Dataset rows describing interfaces:
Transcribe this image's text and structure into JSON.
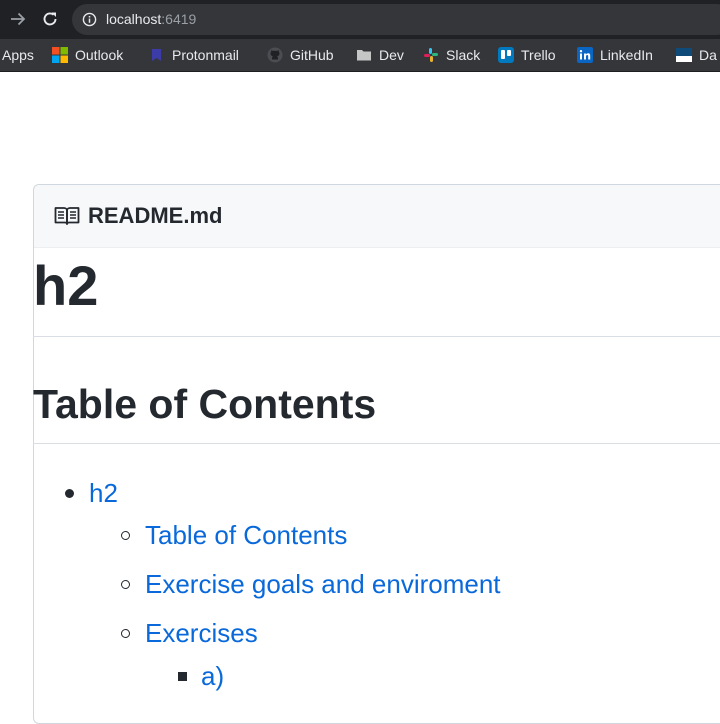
{
  "browser": {
    "url_host": "localhost",
    "url_port": ":6419"
  },
  "bookmarks": [
    {
      "label": "Apps",
      "icon": "apps-grid-icon"
    },
    {
      "label": "Outlook",
      "icon": "outlook-icon"
    },
    {
      "label": "Protonmail",
      "icon": "protonmail-icon"
    },
    {
      "label": "GitHub",
      "icon": "github-icon"
    },
    {
      "label": "Dev",
      "icon": "folder-icon"
    },
    {
      "label": "Slack",
      "icon": "slack-icon"
    },
    {
      "label": "Trello",
      "icon": "trello-icon"
    },
    {
      "label": "LinkedIn",
      "icon": "linkedin-icon"
    },
    {
      "label": "Da",
      "icon": "bookmark-icon"
    }
  ],
  "readme": {
    "file_name": "README.md",
    "h1": "h2",
    "toc_heading": "Table of Contents",
    "toc": [
      {
        "label": "h2",
        "level": 1
      },
      {
        "label": "Table of Contents",
        "level": 2
      },
      {
        "label": "Exercise goals and enviroment",
        "level": 2
      },
      {
        "label": "Exercises",
        "level": 2
      },
      {
        "label": "a)",
        "level": 3
      }
    ]
  },
  "colors": {
    "link": "#0969da",
    "text": "#24292f",
    "chrome_dark": "#202124",
    "chrome_bar": "#35363a"
  }
}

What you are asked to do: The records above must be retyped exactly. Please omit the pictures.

Answer space:
Transcribe this image's text and structure into JSON.
{
  "browser": {
    "url_host": "localhost",
    "url_port": ":6419"
  },
  "bookmarks": [
    {
      "label": "Apps",
      "icon": "apps-grid-icon"
    },
    {
      "label": "Outlook",
      "icon": "outlook-icon"
    },
    {
      "label": "Protonmail",
      "icon": "protonmail-icon"
    },
    {
      "label": "GitHub",
      "icon": "github-icon"
    },
    {
      "label": "Dev",
      "icon": "folder-icon"
    },
    {
      "label": "Slack",
      "icon": "slack-icon"
    },
    {
      "label": "Trello",
      "icon": "trello-icon"
    },
    {
      "label": "LinkedIn",
      "icon": "linkedin-icon"
    },
    {
      "label": "Da",
      "icon": "bookmark-icon"
    }
  ],
  "readme": {
    "file_name": "README.md",
    "h1": "h2",
    "toc_heading": "Table of Contents",
    "toc": [
      {
        "label": "h2",
        "level": 1
      },
      {
        "label": "Table of Contents",
        "level": 2
      },
      {
        "label": "Exercise goals and enviroment",
        "level": 2
      },
      {
        "label": "Exercises",
        "level": 2
      },
      {
        "label": "a)",
        "level": 3
      }
    ]
  },
  "colors": {
    "link": "#0969da",
    "text": "#24292f",
    "chrome_dark": "#202124",
    "chrome_bar": "#35363a"
  }
}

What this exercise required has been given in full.